• What you will do: Reproduce all the entries beneath this sentence exactly.

*** Opening of Given records ***

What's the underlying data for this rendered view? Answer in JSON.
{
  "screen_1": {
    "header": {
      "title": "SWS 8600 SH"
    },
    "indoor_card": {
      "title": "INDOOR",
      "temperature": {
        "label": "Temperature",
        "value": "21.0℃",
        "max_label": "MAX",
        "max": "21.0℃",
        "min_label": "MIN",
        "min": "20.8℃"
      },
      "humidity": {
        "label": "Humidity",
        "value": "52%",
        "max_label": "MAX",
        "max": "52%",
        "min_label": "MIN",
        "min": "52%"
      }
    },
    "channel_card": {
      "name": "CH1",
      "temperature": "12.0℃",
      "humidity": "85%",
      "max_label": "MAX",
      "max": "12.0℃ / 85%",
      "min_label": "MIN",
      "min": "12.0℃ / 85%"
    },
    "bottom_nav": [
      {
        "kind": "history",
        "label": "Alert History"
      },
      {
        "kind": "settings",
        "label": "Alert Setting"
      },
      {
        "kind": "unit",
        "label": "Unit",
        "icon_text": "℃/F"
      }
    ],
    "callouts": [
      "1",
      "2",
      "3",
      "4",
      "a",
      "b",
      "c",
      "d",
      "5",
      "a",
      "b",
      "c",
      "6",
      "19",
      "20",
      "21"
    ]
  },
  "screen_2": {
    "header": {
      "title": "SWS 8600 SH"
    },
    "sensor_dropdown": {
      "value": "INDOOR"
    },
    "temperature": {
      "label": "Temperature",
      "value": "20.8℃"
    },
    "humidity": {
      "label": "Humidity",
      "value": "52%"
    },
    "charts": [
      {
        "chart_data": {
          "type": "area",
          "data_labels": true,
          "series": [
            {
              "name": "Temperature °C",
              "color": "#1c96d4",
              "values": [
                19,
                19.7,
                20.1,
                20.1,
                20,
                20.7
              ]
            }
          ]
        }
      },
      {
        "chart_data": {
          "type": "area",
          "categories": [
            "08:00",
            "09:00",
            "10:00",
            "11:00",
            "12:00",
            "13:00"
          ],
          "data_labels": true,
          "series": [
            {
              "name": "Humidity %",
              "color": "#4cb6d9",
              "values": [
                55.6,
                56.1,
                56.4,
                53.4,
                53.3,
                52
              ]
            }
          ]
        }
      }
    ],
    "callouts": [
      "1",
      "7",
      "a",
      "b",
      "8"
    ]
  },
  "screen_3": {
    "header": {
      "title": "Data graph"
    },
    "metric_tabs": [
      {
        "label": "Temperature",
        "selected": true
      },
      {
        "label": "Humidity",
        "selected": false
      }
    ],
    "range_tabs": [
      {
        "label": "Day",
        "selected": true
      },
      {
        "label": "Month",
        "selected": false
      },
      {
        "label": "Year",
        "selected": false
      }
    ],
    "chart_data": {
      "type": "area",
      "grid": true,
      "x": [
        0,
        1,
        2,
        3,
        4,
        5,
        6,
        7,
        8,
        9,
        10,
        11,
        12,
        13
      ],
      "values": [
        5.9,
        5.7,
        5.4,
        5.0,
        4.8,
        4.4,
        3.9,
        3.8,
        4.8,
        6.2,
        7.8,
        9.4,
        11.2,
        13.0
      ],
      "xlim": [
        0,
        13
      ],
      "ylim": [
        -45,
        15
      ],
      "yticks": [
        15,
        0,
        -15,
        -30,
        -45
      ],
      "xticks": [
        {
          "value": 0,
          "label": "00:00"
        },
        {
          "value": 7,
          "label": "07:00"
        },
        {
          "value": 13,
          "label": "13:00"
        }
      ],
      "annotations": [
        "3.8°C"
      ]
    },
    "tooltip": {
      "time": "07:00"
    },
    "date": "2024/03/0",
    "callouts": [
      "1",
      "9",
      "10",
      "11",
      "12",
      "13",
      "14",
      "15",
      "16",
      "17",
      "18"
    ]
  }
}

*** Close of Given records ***

• Solution below:
What's the underlying data for this rendered view? Answer in JSON.
{
  "screen_1": {
    "header": {
      "title": "SWS 8600 SH"
    },
    "indoor_card": {
      "title": "INDOOR",
      "temperature": {
        "label": "Temperature",
        "value": "21.0℃",
        "max_label": "MAX",
        "max": "21.0℃",
        "min_label": "MIN",
        "min": "20.8℃"
      },
      "humidity": {
        "label": "Humidity",
        "value": "52%",
        "max_label": "MAX",
        "max": "52%",
        "min_label": "MIN",
        "min": "52%"
      }
    },
    "channel_card": {
      "name": "CH1",
      "temperature": "12.0℃",
      "humidity": "85%",
      "max_label": "MAX",
      "max": "12.0℃ / 85%",
      "min_label": "MIN",
      "min": "12.0℃ / 85%"
    },
    "bottom_nav": [
      {
        "kind": "history",
        "label": "Alert History"
      },
      {
        "kind": "settings",
        "label": "Alert Setting"
      },
      {
        "kind": "unit",
        "label": "Unit",
        "icon_text": "℃/F"
      }
    ],
    "callouts": [
      "1",
      "2",
      "3",
      "4",
      "a",
      "b",
      "c",
      "d",
      "5",
      "a",
      "b",
      "c",
      "6",
      "19",
      "20",
      "21"
    ]
  },
  "screen_2": {
    "header": {
      "title": "SWS 8600 SH"
    },
    "sensor_dropdown": {
      "value": "INDOOR"
    },
    "temperature": {
      "label": "Temperature",
      "value": "20.8℃"
    },
    "humidity": {
      "label": "Humidity",
      "value": "52%"
    },
    "charts": [
      {
        "chart_data": {
          "type": "area",
          "data_labels": true,
          "series": [
            {
              "name": "Temperature °C",
              "color": "#1c96d4",
              "values": [
                19,
                19.7,
                20.1,
                20.1,
                20,
                20.7
              ]
            }
          ]
        }
      },
      {
        "chart_data": {
          "type": "area",
          "categories": [
            "08:00",
            "09:00",
            "10:00",
            "11:00",
            "12:00",
            "13:00"
          ],
          "data_labels": true,
          "series": [
            {
              "name": "Humidity %",
              "color": "#4cb6d9",
              "values": [
                55.6,
                56.1,
                56.4,
                53.4,
                53.3,
                52
              ]
            }
          ]
        }
      }
    ],
    "callouts": [
      "1",
      "7",
      "a",
      "b",
      "8"
    ]
  },
  "screen_3": {
    "header": {
      "title": "Data graph"
    },
    "metric_tabs": [
      {
        "label": "Temperature",
        "selected": true
      },
      {
        "label": "Humidity",
        "selected": false
      }
    ],
    "range_tabs": [
      {
        "label": "Day",
        "selected": true
      },
      {
        "label": "Month",
        "selected": false
      },
      {
        "label": "Year",
        "selected": false
      }
    ],
    "chart_data": {
      "type": "area",
      "grid": true,
      "x": [
        0,
        1,
        2,
        3,
        4,
        5,
        6,
        7,
        8,
        9,
        10,
        11,
        12,
        13
      ],
      "values": [
        5.9,
        5.7,
        5.4,
        5.0,
        4.8,
        4.4,
        3.9,
        3.8,
        4.8,
        6.2,
        7.8,
        9.4,
        11.2,
        13.0
      ],
      "xlim": [
        0,
        13
      ],
      "ylim": [
        -45,
        15
      ],
      "yticks": [
        15,
        0,
        -15,
        -30,
        -45
      ],
      "xticks": [
        {
          "value": 0,
          "label": "00:00"
        },
        {
          "value": 7,
          "label": "07:00"
        },
        {
          "value": 13,
          "label": "13:00"
        }
      ],
      "annotations": [
        "3.8°C"
      ]
    },
    "tooltip": {
      "time": "07:00"
    },
    "date": "2024/03/0",
    "callouts": [
      "1",
      "9",
      "10",
      "11",
      "12",
      "13",
      "14",
      "15",
      "16",
      "17",
      "18"
    ]
  }
}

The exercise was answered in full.